**Task to complete**. Please tally the lines in the data below that include the string "orange", and reply with only the total.

START Record excerpts

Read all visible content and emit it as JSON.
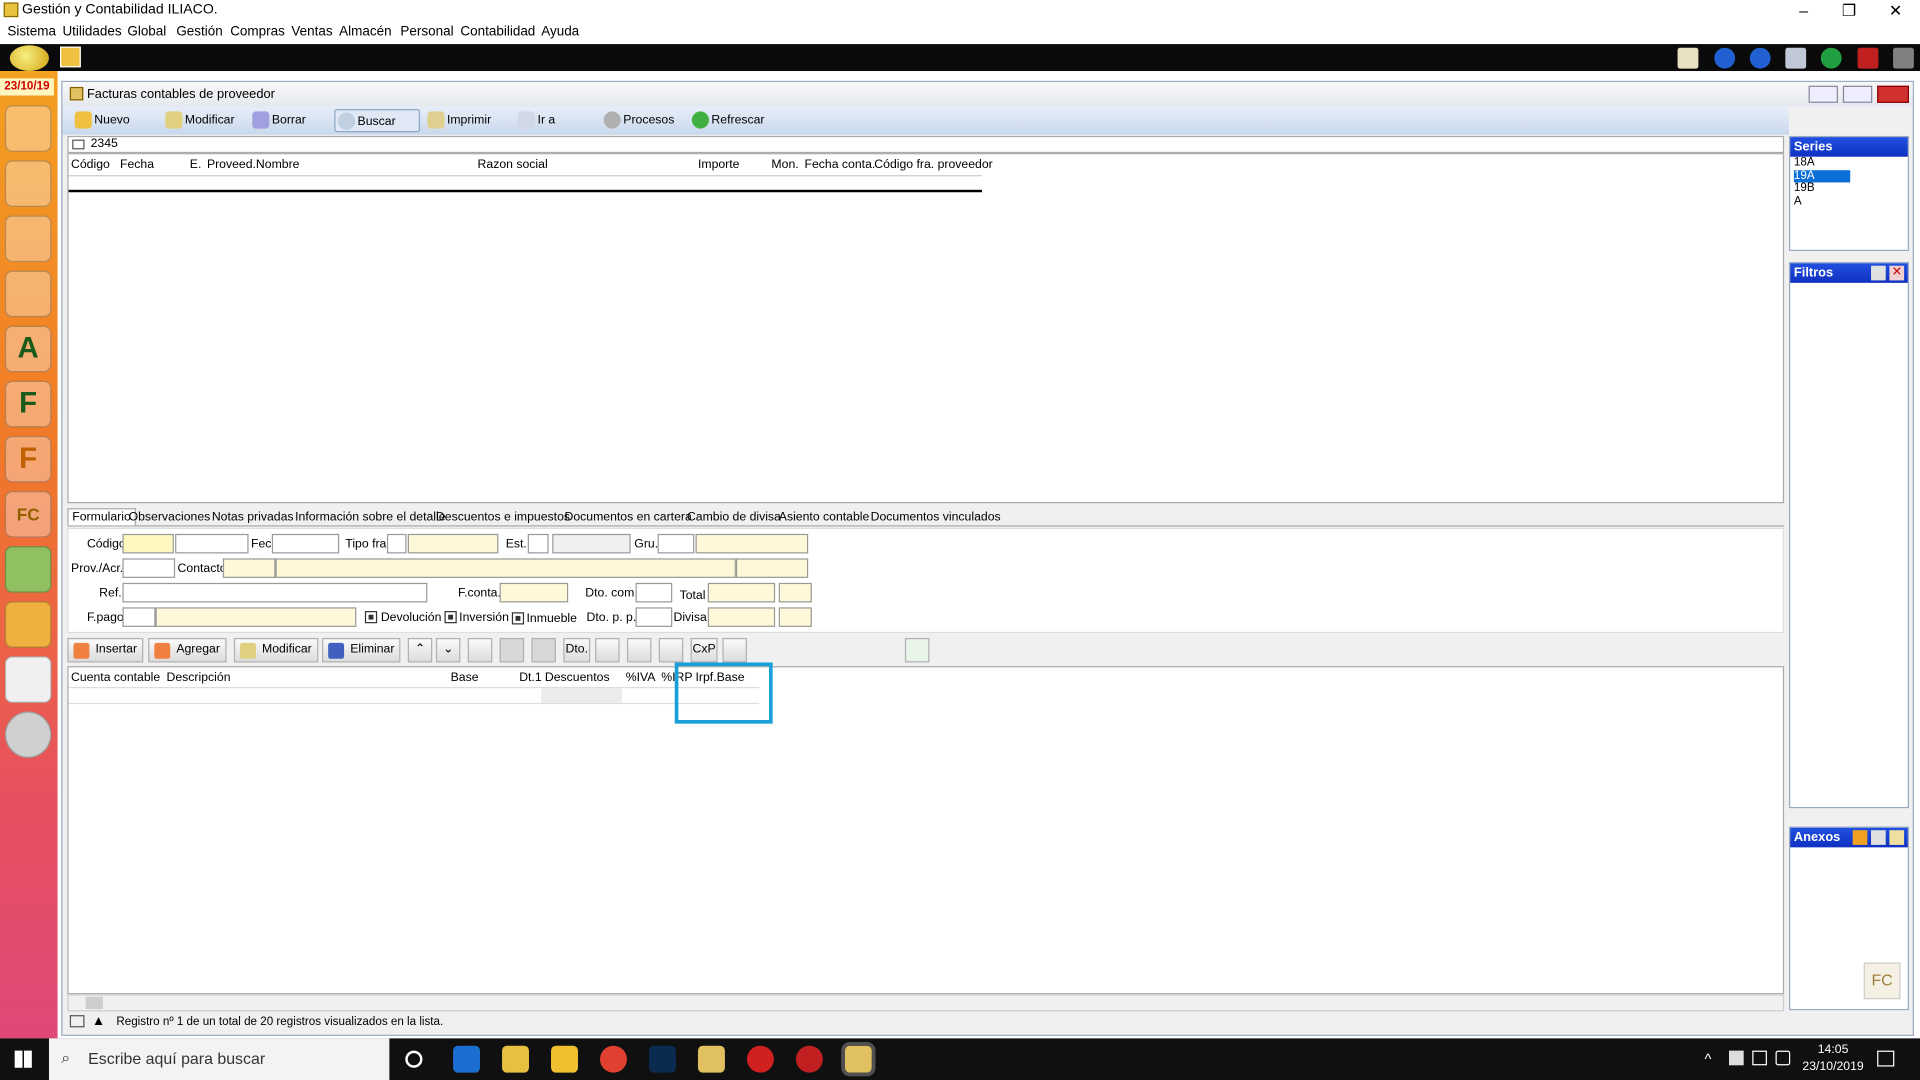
{
  "window": {
    "title": "Gestión y Contabilidad ILIACO.",
    "minimize": "–",
    "restore": "❐",
    "close": "✕"
  },
  "menu": [
    "Sistema",
    "Utilidades",
    "Global",
    "Gestión",
    "Compras",
    "Ventas",
    "Almacén",
    "Personal",
    "Contabilidad",
    "Ayuda"
  ],
  "rail": {
    "date": "23/10/19",
    "icons": [
      "users-icon",
      "user-icon",
      "user-p-icon",
      "user-a-icon",
      "letter-a-icon",
      "letter-f-icon",
      "letter-f-orange-icon",
      "fc-icon",
      "bag-green-icon",
      "bag-orange-icon",
      "ledger-icon",
      "disk-icon"
    ],
    "letters": [
      "",
      "",
      "",
      "",
      "A",
      "F",
      "F",
      "FC",
      "",
      "",
      "",
      ""
    ]
  },
  "subwindow": {
    "title": "Facturas contables de proveedor"
  },
  "toolbar": {
    "nuevo": "Nuevo",
    "modificar": "Modificar",
    "borrar": "Borrar",
    "buscar": "Buscar",
    "imprimir": "Imprimir",
    "ir_a": "Ir a",
    "procesos": "Procesos",
    "refrescar": "Refrescar"
  },
  "search": {
    "value": "2345"
  },
  "list_columns": [
    "Código",
    "Fecha",
    "E.",
    "Proveed.",
    "Nombre",
    "Razon social",
    "Importe",
    "Mon.",
    "Fecha conta.",
    "Código fra. proveedor"
  ],
  "series": {
    "title": "Series",
    "items": [
      "18A",
      "19A",
      "19B",
      "A"
    ],
    "selected": "19A"
  },
  "filtros": {
    "title": "Filtros"
  },
  "anexos": {
    "title": "Anexos"
  },
  "tabs": [
    "Formulario",
    "Observaciones",
    "Notas privadas",
    "Información sobre el detalle",
    "Descuentos e impuestos",
    "Documentos en cartera",
    "Cambio de divisa",
    "Asiento contable",
    "Documentos vinculados"
  ],
  "form": {
    "codigo": "Código",
    "fec": "Fec.",
    "tipo_fra": "Tipo fra.",
    "est": "Est.",
    "gru": "Gru.",
    "prov": "Prov./Acr.",
    "contacto": "Contacto",
    "ref": "Ref.",
    "fconta": "F.conta.",
    "dto_com": "Dto. com.",
    "total": "Total",
    "fpago": "F.pago",
    "devolucion": "Devolución",
    "inversion": "Inversión",
    "inmueble": "Inmueble",
    "dto_pp": "Dto. p. p.",
    "divisa": "Divisa"
  },
  "detail_toolbar": {
    "insertar": "Insertar",
    "agregar": "Agregar",
    "modificar": "Modificar",
    "eliminar": "Eliminar",
    "up": "⌃",
    "down": "⌄",
    "dto": "Dto.",
    "cxp": "CxP"
  },
  "detail_columns": [
    "Cuenta contable",
    "Descripción",
    "Base",
    "Dt.1",
    "Descuentos",
    "%IVA",
    "%IRPF",
    "Irpf.Base"
  ],
  "status": {
    "text": "Registro nº 1 de un total de 20 registros visualizados en la lista."
  },
  "taskbar": {
    "search_placeholder": "Escribe aquí para buscar",
    "time": "14:05",
    "date": "23/10/2019"
  },
  "colors": {
    "accent": "#1030c0",
    "highlight": "#1aa0d8",
    "yellow_field": "#fff8c0"
  }
}
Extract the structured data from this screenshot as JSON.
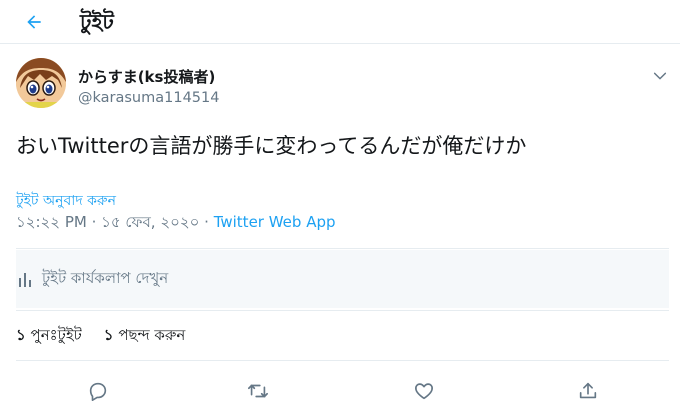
{
  "header": {
    "title": "টুইট",
    "back_icon": "back-arrow-icon"
  },
  "tweet": {
    "author": {
      "display_name": "からすま(ks投稿者)",
      "handle": "@karasuma114514"
    },
    "text": "おいTwitterの言語が勝手に変わってるんだが俺だけか",
    "translate_label": "টুইট অনুবাদ করুন",
    "time": "১২:২২ PM",
    "date": "১৫ ফেব, ২০২০",
    "separator": "·",
    "app": "Twitter Web App",
    "activity_label": "টুইট কার্যকলাপ দেখুন",
    "retweets": {
      "count": "১",
      "label": "পুনঃটুইট"
    },
    "likes": {
      "count": "১",
      "label": "পছন্দ করুন"
    }
  },
  "icons": {
    "reply": "reply-icon",
    "retweet": "retweet-icon",
    "like": "heart-icon",
    "share": "share-icon",
    "more": "chevron-down-icon",
    "activity": "bar-chart-icon"
  },
  "colors": {
    "accent": "#1da1f2",
    "secondary_text": "#657786",
    "border": "#e6ecf0"
  }
}
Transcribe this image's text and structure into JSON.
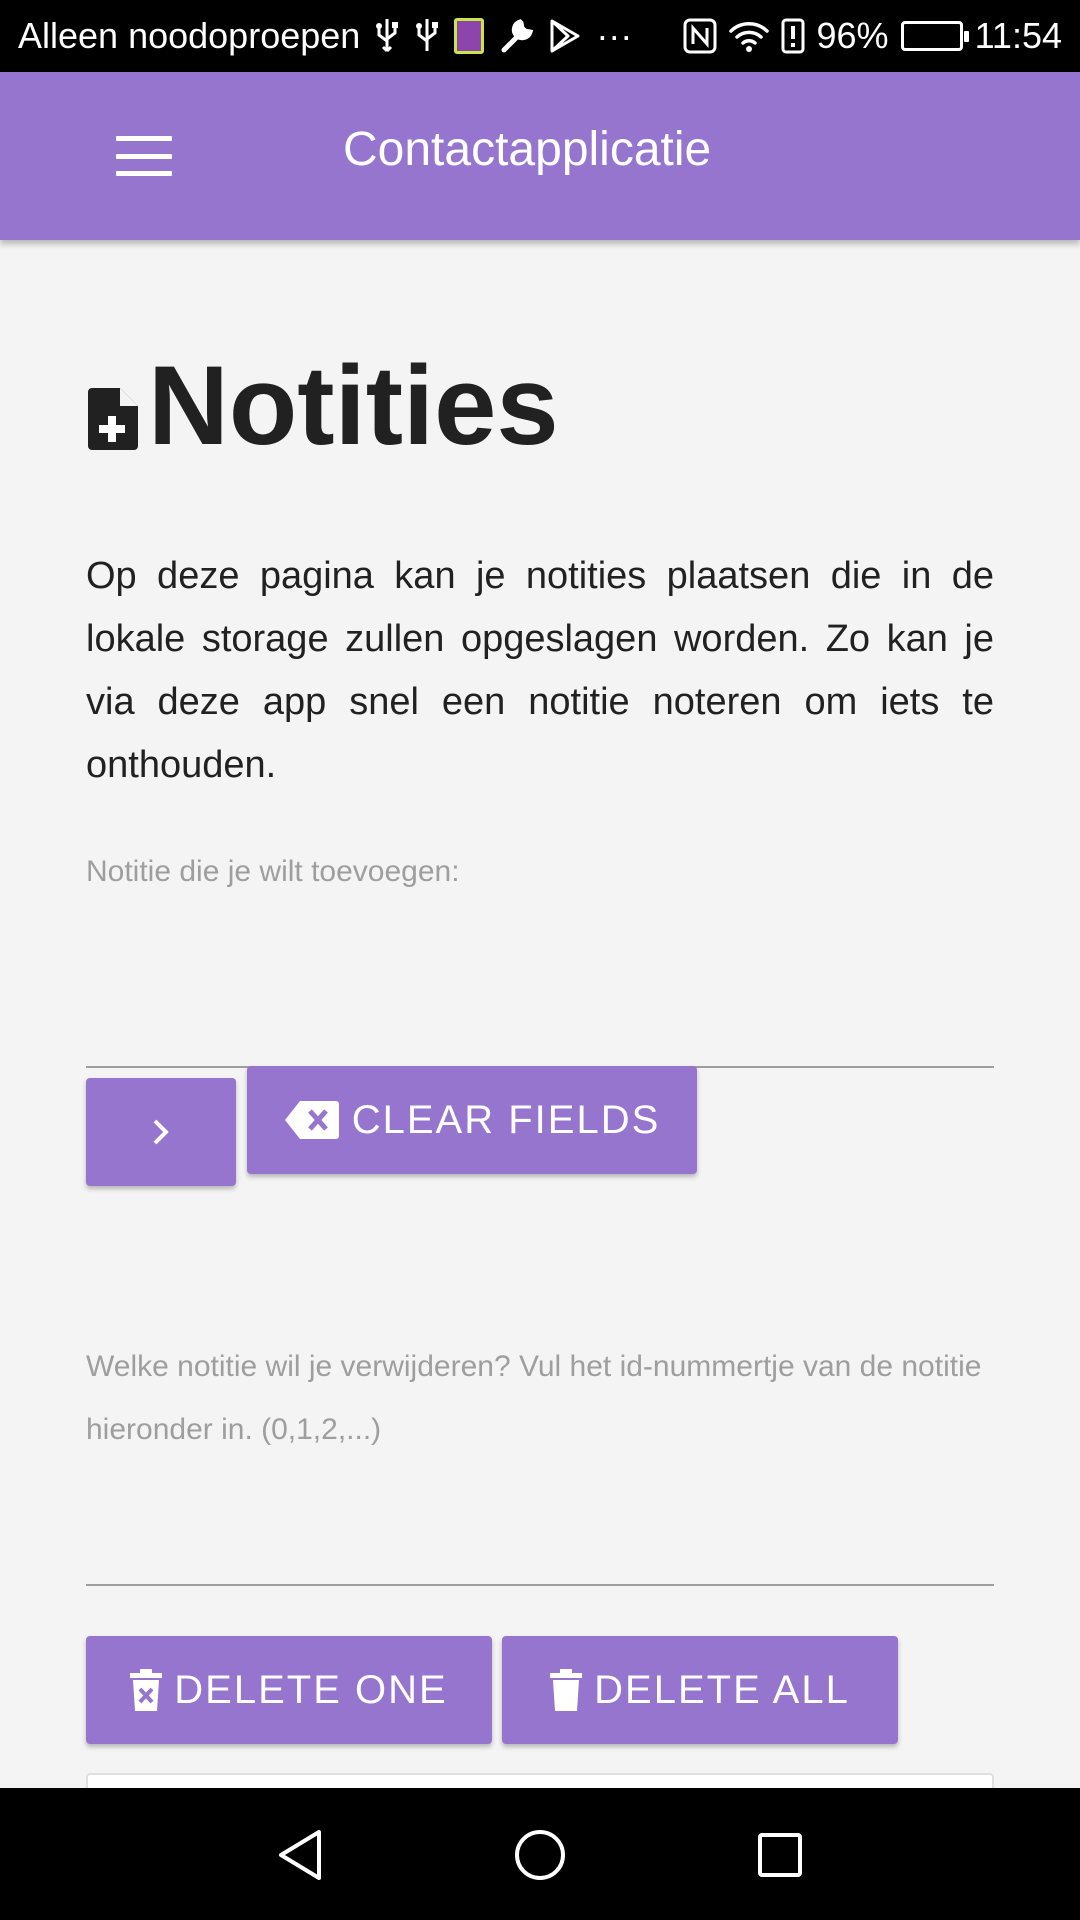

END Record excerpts

**Result**. 2